Maybe this is not such a bad thing. Throughout history, marriages were economic units in which husbands and wives joined forces in order to keep life and limb together. Generally, the result was the creation of a culture where children grew up with both a mother and a father in the home. In hindsight, we may have taken for granted the stabilizing impact this brought to children and our nation as a whole.

Yes, some marriages really cannot survive the destruction of addiction or abuse, no matter what the economic hardships. But the fact is that research overwhelming shows that married individuals have greater personal wealth, better health, live longer lives and have greater personal happiness than those who are not married. And most importantly, research also shows that children raised by both parents perform far better in school, have less trouble with the law, less teen pregnancy, and fewer issues with addiction.

So is it really such a bad thing if more couples in marriages now have to work it out and stick together? Currently it costs U.S. taxpayers at least $112 billion a year for divorce and unwed childbearing (some estimates are even higher -- above $200 billion). Then there are the forty percent of all American babies born today outside of marriage. We should also be concerned that our prisons are overflowing and that the vast majority of prisoners come from fatherless homes.
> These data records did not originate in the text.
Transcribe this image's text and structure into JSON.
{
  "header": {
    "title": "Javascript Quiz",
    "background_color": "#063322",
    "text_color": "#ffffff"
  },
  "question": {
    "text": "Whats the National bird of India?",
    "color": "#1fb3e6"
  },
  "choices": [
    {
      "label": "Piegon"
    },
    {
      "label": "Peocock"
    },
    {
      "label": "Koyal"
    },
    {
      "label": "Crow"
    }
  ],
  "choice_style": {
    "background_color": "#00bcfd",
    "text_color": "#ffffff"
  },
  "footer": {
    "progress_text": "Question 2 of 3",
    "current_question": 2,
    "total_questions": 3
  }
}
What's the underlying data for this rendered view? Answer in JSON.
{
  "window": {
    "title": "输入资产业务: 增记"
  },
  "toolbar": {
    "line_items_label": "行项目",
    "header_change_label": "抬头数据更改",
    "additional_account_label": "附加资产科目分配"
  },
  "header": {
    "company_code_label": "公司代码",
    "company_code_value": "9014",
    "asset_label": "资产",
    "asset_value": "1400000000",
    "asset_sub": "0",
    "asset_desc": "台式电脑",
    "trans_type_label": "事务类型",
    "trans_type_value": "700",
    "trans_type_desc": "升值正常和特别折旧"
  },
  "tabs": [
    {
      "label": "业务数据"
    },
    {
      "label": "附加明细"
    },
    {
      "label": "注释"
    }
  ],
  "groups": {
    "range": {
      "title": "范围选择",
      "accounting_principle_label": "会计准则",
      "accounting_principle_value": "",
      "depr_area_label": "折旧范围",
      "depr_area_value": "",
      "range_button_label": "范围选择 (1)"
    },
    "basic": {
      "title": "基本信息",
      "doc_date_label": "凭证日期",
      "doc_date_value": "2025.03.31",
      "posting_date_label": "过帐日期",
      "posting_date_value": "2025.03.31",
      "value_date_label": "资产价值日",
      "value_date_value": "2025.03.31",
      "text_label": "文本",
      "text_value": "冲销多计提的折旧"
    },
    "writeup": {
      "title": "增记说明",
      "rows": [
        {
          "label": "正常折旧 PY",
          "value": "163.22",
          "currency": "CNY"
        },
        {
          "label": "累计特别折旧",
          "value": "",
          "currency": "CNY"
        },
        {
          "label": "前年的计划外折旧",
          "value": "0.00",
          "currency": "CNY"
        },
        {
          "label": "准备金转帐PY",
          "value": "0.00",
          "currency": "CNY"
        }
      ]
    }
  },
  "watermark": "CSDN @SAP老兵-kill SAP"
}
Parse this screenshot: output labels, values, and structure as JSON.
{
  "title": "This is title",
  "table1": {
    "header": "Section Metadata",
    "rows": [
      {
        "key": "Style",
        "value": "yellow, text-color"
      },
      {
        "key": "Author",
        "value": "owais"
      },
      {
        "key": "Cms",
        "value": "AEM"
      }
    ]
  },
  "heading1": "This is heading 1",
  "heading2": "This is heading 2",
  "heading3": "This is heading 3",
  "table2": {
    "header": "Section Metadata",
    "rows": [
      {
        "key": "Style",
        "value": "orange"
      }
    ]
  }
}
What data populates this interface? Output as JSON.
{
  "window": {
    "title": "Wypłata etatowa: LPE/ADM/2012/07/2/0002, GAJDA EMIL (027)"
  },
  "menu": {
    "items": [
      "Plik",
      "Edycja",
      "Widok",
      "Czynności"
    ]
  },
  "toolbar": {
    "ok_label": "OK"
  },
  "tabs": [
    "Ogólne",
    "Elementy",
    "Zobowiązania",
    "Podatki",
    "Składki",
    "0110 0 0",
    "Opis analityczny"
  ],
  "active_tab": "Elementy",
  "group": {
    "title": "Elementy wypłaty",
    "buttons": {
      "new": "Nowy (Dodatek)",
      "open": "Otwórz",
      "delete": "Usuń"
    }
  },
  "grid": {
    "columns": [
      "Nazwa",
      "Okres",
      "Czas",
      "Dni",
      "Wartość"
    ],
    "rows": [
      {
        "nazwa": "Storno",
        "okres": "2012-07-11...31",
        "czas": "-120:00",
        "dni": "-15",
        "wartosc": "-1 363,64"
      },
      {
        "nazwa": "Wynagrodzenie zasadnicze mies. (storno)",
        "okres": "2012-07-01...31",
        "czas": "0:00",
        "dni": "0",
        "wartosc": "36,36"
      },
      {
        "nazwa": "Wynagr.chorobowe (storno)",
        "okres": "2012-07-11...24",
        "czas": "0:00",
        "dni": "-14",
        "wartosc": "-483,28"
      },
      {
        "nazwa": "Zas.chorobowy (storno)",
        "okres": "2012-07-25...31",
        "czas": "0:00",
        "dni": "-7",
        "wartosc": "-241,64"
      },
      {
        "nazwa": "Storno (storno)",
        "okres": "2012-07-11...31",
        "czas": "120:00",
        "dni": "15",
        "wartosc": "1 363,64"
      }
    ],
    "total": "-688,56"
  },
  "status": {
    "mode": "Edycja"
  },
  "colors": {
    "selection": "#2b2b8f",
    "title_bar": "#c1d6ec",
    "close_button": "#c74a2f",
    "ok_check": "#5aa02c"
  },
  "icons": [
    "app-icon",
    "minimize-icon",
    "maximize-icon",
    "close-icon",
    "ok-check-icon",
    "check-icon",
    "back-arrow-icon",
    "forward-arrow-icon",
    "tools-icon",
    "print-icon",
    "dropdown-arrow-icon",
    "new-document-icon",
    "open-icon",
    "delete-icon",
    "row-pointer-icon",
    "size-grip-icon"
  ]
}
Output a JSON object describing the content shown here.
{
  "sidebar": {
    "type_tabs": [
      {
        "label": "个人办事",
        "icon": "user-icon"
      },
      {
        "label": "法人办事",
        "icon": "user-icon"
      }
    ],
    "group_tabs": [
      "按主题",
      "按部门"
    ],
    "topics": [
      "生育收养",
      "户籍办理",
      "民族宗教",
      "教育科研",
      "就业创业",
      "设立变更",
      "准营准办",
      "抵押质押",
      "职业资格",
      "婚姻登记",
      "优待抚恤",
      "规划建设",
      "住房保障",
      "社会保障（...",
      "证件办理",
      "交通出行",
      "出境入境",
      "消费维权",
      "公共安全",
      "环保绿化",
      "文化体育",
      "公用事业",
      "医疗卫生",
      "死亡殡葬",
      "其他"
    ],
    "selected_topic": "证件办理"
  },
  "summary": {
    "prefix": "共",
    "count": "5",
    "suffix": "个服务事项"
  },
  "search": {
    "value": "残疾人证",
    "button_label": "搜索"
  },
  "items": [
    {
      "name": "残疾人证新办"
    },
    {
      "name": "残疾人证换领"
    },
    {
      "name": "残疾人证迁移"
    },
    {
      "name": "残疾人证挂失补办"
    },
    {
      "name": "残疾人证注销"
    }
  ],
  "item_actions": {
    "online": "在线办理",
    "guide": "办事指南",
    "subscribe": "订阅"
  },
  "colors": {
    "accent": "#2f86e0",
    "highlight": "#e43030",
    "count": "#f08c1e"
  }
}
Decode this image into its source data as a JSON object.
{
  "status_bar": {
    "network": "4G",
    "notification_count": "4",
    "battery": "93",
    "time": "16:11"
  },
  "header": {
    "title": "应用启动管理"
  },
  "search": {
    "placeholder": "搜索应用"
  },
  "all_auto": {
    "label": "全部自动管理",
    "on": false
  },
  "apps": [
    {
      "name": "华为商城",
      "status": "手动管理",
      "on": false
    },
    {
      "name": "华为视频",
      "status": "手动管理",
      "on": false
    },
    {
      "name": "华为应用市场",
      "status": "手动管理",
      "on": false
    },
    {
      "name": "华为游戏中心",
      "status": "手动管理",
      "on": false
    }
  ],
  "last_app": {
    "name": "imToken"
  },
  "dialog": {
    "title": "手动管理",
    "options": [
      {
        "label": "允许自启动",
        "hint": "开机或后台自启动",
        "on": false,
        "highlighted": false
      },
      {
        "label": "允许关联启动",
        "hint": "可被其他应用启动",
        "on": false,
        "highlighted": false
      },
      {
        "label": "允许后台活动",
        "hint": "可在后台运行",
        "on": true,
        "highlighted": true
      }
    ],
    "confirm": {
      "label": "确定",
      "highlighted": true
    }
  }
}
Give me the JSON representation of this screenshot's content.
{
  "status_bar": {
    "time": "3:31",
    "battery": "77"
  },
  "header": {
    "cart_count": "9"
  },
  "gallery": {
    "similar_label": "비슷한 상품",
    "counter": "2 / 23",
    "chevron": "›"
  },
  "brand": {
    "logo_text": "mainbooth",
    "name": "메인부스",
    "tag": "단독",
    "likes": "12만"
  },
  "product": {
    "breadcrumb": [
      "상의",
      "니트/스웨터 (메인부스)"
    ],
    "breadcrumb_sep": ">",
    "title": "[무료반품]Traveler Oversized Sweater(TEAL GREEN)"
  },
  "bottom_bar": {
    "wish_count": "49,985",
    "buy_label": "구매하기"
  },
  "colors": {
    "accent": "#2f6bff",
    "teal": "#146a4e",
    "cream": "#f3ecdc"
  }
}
And finally there’s this sobering statistic: when a girl’s father leaves before the age of six, the daughter’s chance of teen pregnancy jump from 5 percent to 35 percent.

With statistics like these, in this age of economic hardship and burgeoning deficits, do we have any other choice but to encourage men and women to work harder at staying in their marriages?

Prior to the 1970s and the advent of no-fault divorce, there were simply far fewer divorces. If you make a decision that marriage is a covenant and a commitment (divorce in not in our vocabulary) rather than a consumer relationship (if you don’t meet my needs, I’m outta here), then doesn’t it make sense that you have more a stake and are more motivated to work at making your marriage a happier one? Shouldn’t we invest more effort in making marriage as satisfying as it can be? Most folks either don’t know where to get the help they need, or they’ve gotten swept away in the racing currents of modern thought that somehow marriage is disposable.

My husband and I get involved with helping many marriages, and we have observed that marital stress is often seasonal (raising teenagers can cause parents to turn on each other), or circumstantial (if financially you go in the tank), or that emotions are simply over taxed (young mothers live in perpetual exhaustion). But we’ve observed that if you wade through the conflict, learn how to become a better spouse (meaning both people have to work on themselves…not just complain about the other person), then often couples discover that they've jumped the hurdle of conflict and landed on the happier side of companionship. They are rewarded with the comfort that comes from being with someone who has been a witness to their life. And isn’t that what we all really want? Aren't most of us seeking lifelong love and a safe haven in which to raise our children?

The answer is yes. And it comes from the public, private and religious purpose of marriage. And no, the research also shows that living together, without being married, does not ultimately provide the same benefits. The bottom line is that, both personally and nationally, marriage pays.

Sheila Weber, is executive director of National Marriage Week USA (Feb. 7-14), based in New York City. 

For National Marriage Week USA—February 7-14— there are hundreds of classes and events posted state by state at www.NationalMarriageWeekUSA.Org. As part of an international marriage week movement in 12 major countries, National Marriage Week USA provides a clearinghouse of resources to help couples work on their own marriages, or reach out and help someone else. Get additional information  including fun tips to strengthen your marriage, discover a Valentine’s "Great Date" idea, a discounted Couples Check Up test, Five Love Language Quiz, Love Letter Kits, research, and more.

Sheila Weber is the executive director of National Marriage Week USA (Feb. 7-14).